Return all entries below exactly. Skip nothing.
[[ Extracted data, beginning ]]
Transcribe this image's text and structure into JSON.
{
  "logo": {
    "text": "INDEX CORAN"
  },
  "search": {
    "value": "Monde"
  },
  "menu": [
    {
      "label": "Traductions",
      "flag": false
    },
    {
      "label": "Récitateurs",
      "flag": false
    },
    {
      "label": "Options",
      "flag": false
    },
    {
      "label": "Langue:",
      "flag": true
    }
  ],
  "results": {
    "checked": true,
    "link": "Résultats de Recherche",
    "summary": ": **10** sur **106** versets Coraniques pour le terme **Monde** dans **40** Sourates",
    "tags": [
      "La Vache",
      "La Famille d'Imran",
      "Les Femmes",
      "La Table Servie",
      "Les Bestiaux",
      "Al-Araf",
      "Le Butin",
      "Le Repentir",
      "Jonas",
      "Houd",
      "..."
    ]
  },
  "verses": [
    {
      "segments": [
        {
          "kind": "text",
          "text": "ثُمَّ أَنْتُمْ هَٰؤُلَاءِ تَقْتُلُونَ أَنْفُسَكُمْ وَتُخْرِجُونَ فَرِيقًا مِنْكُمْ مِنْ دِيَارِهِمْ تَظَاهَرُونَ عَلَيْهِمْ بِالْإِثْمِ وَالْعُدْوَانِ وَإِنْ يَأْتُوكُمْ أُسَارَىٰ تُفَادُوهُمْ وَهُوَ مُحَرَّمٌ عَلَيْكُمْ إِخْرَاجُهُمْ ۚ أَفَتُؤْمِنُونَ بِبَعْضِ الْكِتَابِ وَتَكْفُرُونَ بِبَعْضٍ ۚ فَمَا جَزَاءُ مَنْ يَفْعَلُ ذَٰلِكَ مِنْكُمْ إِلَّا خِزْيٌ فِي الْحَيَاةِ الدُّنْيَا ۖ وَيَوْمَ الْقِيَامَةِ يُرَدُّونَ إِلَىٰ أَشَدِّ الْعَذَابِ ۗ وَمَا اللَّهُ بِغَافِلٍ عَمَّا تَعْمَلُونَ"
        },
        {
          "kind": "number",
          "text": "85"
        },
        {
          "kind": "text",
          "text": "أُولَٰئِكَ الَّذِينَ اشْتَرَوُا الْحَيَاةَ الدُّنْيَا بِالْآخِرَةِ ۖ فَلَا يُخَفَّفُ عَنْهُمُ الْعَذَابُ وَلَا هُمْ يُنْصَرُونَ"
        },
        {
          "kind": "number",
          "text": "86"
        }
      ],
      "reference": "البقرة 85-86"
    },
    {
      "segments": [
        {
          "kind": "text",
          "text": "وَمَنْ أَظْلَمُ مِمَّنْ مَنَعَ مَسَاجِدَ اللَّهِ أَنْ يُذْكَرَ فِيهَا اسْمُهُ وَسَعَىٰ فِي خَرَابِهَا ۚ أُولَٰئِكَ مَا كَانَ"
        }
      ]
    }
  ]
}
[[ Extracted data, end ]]
=== Result ===
Transcribe this image's text and structure into JSON.
{
  "logo": {
    "text": "INDEX CORAN"
  },
  "search": {
    "value": "Monde"
  },
  "menu": [
    {
      "label": "Traductions",
      "flag": false
    },
    {
      "label": "Récitateurs",
      "flag": false
    },
    {
      "label": "Options",
      "flag": false
    },
    {
      "label": "Langue:",
      "flag": true
    }
  ],
  "results": {
    "checked": true,
    "link": "Résultats de Recherche",
    "summary": ": **10** sur **106** versets Coraniques pour le terme **Monde** dans **40** Sourates",
    "tags": [
      "La Vache",
      "La Famille d'Imran",
      "Les Femmes",
      "La Table Servie",
      "Les Bestiaux",
      "Al-Araf",
      "Le Butin",
      "Le Repentir",
      "Jonas",
      "Houd",
      "..."
    ]
  },
  "verses": [
    {
      "segments": [
        {
          "kind": "text",
          "text": "ثُمَّ أَنْتُمْ هَٰؤُلَاءِ تَقْتُلُونَ أَنْفُسَكُمْ وَتُخْرِجُونَ فَرِيقًا مِنْكُمْ مِنْ دِيَارِهِمْ تَظَاهَرُونَ عَلَيْهِمْ بِالْإِثْمِ وَالْعُدْوَانِ وَإِنْ يَأْتُوكُمْ أُسَارَىٰ تُفَادُوهُمْ وَهُوَ مُحَرَّمٌ عَلَيْكُمْ إِخْرَاجُهُمْ ۚ أَفَتُؤْمِنُونَ بِبَعْضِ الْكِتَابِ وَتَكْفُرُونَ بِبَعْضٍ ۚ فَمَا جَزَاءُ مَنْ يَفْعَلُ ذَٰلِكَ مِنْكُمْ إِلَّا خِزْيٌ فِي الْحَيَاةِ الدُّنْيَا ۖ وَيَوْمَ الْقِيَامَةِ يُرَدُّونَ إِلَىٰ أَشَدِّ الْعَذَابِ ۗ وَمَا اللَّهُ بِغَافِلٍ عَمَّا تَعْمَلُونَ"
        },
        {
          "kind": "number",
          "text": "85"
        },
        {
          "kind": "text",
          "text": "أُولَٰئِكَ الَّذِينَ اشْتَرَوُا الْحَيَاةَ الدُّنْيَا بِالْآخِرَةِ ۖ فَلَا يُخَفَّفُ عَنْهُمُ الْعَذَابُ وَلَا هُمْ يُنْصَرُونَ"
        },
        {
          "kind": "number",
          "text": "86"
        }
      ],
      "reference": "البقرة 85-86"
    },
    {
      "segments": [
        {
          "kind": "text",
          "text": "وَمَنْ أَظْلَمُ مِمَّنْ مَنَعَ مَسَاجِدَ اللَّهِ أَنْ يُذْكَرَ فِيهَا اسْمُهُ وَسَعَىٰ فِي خَرَابِهَا ۚ أُولَٰئِكَ مَا كَانَ"
        }
      ]
    }
  ]
}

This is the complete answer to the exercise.